I’d like to learn more about Leiweke, what brought him here, what his grand plan was, why he left so quickly. (I’m sure we can dive into Drake, too, although I’m not sure how interesting that is.) And then there’s Leonard, and his personality, and his story, including the championship with the Spurs and the quad injury and that all going sour. 9/10
Villains: Finally, some external villains! It really can’t be anyone other than LeBron James, the brick wall the Raptors kept running into that they couldn’t knock down or climb over. It was, ultimately, the inability to get past James that prompted Ujiri to finally fire Casey. We also get Paul Pierce in the early days, and the Warriors at the end. 8/10
Outcome: The Raptors win the title, dethroning the dynastic Warriors — following one of the greatest sports moments of all time (you know the one) and digging deep to win four straight against the favoured Milwaukee Bucks. Then the parade! Of course, we also have to talk about Leonard leaving in free agency, but we get the happy postscript of the amazing and unbelievably fun 2019-20 Raptors, and their coronavirus-shortened championship defense. 10/10
Final score: 65/70
All right, so it’s not really even close: The Raptors 2018-19 Championship season would make the best multi-part documentary series about the Toronto Raptors.
Now, we already have a multi-part documentary series that covers this era: The incredible Open Gym. And if you haven’t watched the past 7.5 years of Open Gym, I mean, what else are you doing right now? Get on it!

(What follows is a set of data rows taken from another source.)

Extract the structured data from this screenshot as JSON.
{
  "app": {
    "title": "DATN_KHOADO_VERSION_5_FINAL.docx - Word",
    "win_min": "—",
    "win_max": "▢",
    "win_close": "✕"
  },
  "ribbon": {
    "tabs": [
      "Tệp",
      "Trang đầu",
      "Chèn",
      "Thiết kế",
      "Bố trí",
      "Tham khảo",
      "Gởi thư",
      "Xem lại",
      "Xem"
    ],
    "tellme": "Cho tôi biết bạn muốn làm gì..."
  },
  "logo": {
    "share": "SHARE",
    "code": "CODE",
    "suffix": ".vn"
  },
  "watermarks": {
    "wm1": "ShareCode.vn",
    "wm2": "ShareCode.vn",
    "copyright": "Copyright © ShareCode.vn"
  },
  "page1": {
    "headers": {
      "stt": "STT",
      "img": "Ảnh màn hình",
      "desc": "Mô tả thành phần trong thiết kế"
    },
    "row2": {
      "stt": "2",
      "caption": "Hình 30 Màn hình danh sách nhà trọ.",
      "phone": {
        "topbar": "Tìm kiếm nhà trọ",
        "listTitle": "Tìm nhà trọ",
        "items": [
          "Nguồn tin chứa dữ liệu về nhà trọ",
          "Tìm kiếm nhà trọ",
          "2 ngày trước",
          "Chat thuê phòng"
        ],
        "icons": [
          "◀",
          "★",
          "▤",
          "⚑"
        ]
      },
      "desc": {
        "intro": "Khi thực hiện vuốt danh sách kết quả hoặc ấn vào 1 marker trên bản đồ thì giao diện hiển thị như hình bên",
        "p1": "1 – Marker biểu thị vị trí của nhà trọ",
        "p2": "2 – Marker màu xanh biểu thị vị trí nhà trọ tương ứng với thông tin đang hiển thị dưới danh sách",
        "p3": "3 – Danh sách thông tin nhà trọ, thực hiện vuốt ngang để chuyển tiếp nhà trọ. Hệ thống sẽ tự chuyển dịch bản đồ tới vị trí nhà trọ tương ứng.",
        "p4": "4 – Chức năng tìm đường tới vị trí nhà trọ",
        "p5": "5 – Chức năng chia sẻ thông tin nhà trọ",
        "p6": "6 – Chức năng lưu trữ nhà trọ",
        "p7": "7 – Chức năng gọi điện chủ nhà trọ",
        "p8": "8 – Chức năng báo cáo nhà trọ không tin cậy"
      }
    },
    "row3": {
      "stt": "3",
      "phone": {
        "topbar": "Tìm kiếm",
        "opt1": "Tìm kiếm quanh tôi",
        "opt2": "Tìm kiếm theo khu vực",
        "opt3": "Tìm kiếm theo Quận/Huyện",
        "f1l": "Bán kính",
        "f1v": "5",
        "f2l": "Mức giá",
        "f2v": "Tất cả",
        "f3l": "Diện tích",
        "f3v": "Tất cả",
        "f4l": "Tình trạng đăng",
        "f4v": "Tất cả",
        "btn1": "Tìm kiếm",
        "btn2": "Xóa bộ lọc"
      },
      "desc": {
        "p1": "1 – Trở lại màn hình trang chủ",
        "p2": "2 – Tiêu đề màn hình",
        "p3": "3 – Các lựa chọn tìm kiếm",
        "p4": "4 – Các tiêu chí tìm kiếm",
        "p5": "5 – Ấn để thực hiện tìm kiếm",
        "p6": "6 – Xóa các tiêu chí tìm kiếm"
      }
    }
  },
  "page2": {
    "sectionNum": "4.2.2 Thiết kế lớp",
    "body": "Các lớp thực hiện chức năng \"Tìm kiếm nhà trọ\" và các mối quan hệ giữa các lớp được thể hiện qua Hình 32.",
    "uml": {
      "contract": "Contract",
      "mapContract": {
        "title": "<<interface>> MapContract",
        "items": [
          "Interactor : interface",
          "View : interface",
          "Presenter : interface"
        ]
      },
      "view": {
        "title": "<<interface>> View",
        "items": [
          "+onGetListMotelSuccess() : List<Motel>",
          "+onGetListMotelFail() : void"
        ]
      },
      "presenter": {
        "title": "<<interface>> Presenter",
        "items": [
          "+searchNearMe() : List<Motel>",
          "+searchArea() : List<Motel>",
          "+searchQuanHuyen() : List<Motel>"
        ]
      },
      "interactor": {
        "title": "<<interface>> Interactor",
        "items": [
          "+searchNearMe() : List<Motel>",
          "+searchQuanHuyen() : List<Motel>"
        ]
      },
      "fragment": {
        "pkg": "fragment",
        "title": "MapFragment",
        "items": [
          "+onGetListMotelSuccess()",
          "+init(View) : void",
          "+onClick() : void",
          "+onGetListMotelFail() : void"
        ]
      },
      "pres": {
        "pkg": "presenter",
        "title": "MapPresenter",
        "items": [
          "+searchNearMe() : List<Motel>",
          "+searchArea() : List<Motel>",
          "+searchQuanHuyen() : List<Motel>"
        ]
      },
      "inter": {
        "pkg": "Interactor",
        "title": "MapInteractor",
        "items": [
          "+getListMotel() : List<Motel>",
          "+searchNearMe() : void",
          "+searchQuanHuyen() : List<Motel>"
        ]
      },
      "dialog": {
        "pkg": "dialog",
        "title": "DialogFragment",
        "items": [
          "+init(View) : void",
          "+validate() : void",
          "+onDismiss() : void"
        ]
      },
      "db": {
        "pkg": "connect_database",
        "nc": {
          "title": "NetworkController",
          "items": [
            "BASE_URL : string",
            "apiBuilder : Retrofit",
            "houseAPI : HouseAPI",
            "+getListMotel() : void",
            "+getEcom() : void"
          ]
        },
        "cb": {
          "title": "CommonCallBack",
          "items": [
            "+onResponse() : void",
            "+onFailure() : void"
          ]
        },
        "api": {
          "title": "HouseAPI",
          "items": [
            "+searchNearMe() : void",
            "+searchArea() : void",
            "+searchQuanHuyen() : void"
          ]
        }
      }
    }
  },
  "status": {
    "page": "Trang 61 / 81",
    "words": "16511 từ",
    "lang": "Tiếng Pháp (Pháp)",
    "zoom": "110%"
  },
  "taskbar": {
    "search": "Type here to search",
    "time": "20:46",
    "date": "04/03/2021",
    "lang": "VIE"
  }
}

But, I’d love a non-team production that truly shows the good and the bad — something not even The Last Dance, sanitized as it is by “Team Jordan,” has been able to give us. If, 20 years from now, we’re all watching a 10-hour series called “The North Rises” — and hopefully not during another pandemic! — I will be a very happy Raptors fan.